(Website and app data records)
━━━━━━━━━━
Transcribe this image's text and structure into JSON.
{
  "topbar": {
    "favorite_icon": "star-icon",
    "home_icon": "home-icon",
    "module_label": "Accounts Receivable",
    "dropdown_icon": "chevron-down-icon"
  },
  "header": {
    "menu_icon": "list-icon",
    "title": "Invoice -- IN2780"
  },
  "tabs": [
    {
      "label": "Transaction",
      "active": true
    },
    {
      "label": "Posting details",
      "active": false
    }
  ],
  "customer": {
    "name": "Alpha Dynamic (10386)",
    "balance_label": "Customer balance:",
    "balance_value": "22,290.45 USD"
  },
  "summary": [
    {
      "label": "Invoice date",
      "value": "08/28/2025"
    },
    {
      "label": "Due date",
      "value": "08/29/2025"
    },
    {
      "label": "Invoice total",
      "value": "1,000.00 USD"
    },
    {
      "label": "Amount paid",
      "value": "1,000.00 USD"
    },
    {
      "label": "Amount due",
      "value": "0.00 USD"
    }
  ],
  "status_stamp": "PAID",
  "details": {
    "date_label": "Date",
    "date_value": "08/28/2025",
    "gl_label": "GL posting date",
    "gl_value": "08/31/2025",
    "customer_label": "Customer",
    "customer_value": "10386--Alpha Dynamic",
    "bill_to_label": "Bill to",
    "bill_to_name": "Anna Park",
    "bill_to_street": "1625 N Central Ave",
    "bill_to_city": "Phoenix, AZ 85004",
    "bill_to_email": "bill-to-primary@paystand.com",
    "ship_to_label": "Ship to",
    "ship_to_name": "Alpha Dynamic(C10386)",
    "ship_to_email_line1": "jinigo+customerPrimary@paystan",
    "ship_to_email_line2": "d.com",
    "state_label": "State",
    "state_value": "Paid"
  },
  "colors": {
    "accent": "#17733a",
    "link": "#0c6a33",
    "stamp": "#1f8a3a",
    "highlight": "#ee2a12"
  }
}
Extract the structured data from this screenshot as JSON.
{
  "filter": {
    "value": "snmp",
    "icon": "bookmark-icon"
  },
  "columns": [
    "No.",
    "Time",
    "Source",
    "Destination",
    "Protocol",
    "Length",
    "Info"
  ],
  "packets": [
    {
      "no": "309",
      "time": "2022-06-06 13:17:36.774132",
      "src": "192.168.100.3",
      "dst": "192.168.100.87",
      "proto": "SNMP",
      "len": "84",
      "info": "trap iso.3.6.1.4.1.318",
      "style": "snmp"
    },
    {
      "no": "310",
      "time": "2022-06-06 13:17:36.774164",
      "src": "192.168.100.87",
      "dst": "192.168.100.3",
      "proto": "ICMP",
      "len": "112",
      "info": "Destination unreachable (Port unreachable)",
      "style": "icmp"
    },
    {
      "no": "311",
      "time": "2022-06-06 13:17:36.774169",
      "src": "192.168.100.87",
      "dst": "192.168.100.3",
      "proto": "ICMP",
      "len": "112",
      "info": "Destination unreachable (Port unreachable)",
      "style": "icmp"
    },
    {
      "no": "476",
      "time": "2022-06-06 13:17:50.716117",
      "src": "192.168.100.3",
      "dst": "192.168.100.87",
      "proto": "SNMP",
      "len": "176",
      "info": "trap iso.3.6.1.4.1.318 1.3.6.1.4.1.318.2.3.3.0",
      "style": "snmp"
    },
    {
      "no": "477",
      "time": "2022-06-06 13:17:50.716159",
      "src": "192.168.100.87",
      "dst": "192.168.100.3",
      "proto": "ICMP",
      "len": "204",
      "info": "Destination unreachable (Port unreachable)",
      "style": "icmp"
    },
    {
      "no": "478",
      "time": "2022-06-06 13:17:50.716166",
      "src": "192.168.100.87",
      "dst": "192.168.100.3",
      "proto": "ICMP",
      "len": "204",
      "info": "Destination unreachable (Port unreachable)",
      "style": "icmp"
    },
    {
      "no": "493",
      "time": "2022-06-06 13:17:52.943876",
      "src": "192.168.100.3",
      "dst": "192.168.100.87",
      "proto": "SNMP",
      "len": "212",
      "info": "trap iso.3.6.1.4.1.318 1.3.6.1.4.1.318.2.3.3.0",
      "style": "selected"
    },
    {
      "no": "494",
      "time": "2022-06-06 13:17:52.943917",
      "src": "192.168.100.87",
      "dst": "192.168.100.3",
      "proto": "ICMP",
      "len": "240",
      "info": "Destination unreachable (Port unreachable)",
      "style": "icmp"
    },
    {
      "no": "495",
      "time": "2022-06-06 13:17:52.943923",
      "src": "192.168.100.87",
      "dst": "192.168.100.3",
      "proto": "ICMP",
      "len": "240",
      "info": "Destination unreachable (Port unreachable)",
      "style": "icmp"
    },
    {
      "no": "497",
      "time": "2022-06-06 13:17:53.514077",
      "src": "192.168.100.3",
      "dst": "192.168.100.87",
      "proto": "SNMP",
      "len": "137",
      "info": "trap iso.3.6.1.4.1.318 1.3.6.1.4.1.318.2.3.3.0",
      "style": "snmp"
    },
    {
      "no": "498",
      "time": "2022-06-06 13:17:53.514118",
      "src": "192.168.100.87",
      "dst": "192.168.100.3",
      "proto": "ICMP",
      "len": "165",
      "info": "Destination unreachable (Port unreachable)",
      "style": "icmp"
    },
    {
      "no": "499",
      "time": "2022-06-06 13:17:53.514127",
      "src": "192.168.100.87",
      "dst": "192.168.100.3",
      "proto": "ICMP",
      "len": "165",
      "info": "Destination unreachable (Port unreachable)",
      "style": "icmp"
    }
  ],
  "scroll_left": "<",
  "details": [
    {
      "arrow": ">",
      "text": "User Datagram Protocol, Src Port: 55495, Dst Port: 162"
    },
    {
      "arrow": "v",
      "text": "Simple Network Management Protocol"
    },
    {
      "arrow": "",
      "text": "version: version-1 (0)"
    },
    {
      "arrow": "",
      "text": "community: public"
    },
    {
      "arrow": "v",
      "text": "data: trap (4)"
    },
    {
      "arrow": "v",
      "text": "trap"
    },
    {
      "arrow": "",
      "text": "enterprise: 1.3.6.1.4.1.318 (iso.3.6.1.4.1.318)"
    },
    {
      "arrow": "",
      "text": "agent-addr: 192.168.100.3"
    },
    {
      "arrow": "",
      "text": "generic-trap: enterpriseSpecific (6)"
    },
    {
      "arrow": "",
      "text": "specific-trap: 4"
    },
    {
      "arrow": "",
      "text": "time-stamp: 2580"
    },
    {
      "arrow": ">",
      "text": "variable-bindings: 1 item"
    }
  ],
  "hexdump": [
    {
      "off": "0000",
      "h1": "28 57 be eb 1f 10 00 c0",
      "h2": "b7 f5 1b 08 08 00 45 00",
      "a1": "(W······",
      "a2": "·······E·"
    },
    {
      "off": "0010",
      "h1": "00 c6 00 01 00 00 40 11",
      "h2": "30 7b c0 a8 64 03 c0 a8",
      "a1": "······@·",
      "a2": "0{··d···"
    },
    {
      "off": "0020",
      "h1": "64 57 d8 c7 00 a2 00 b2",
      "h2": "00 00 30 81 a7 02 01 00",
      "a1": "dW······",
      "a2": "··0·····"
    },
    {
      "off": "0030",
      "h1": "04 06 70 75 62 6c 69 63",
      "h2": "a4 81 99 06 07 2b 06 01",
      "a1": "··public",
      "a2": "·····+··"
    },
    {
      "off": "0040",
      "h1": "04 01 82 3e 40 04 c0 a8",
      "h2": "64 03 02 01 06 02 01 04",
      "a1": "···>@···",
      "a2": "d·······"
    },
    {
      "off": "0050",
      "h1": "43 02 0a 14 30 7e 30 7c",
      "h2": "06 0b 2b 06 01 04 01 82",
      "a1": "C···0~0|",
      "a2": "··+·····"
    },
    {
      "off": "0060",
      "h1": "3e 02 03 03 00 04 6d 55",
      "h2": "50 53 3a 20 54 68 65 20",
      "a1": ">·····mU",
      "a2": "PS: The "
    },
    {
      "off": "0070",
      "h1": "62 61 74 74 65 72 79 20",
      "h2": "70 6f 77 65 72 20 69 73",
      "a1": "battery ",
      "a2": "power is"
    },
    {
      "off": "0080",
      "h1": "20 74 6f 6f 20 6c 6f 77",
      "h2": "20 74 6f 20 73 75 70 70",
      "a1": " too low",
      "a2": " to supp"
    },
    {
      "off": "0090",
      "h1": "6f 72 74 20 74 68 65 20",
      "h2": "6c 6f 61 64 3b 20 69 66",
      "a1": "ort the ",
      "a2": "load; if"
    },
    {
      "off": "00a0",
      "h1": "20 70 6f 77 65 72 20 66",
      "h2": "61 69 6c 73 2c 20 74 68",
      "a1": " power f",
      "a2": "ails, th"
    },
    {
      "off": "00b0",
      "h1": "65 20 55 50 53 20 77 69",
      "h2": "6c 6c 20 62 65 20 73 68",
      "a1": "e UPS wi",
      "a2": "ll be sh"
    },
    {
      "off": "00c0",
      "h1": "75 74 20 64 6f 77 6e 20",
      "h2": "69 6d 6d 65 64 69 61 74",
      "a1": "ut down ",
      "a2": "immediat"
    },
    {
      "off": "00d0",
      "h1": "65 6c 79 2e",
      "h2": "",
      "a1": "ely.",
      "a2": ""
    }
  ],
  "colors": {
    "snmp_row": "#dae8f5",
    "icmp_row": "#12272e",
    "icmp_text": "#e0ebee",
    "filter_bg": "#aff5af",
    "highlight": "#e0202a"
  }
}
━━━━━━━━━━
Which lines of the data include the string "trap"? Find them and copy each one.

### REPLY TO THE EXERCISE
      "info": "trap iso.3.6.1.4.1.318",
      "info": "trap iso.3.6.1.4.1.318 1.3.6.1.4.1.318.2.3.3.0",
      "info": "trap iso.3.6.1.4.1.318 1.3.6.1.4.1.318.2.3.3.0",
      "info": "trap iso.3.6.1.4.1.318 1.3.6.1.4.1.318.2.3.3.0",
      "text": "data: trap (4)"
      "text": "trap"
      "text": "generic-trap: enterpriseSpecific (6)"
      "text": "specific-trap: 4"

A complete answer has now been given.